▶ [Entries shown]
◇ ◇ ◇ ◇ ◇ ◇ ◇
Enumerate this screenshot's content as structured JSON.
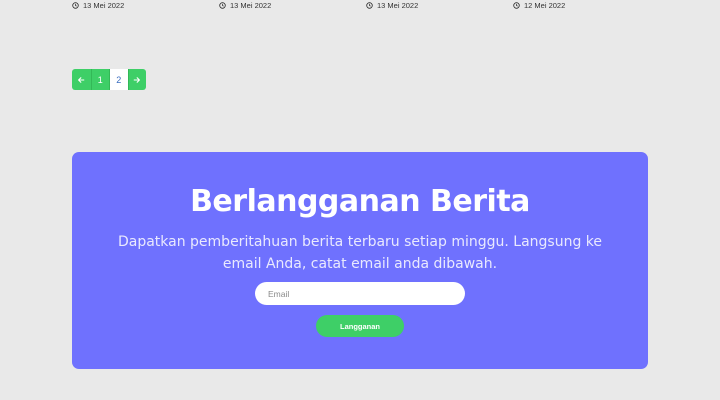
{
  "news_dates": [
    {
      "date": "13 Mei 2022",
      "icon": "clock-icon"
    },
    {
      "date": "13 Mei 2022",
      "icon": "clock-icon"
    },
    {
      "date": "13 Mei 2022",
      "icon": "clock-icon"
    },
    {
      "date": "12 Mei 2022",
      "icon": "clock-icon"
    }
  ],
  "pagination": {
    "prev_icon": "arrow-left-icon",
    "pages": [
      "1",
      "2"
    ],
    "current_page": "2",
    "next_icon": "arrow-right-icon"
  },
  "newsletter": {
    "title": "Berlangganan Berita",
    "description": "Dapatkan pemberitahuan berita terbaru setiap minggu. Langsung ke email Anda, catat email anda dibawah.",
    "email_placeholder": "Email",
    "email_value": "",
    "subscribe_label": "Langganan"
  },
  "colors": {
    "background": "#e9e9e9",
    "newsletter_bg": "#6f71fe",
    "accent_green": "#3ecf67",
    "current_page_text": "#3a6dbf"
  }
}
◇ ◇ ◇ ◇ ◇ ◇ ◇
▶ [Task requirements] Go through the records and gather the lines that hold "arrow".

▶ [Final answer]
    "prev_icon": "arrow-left-icon",
    "next_icon": "arrow-right-icon"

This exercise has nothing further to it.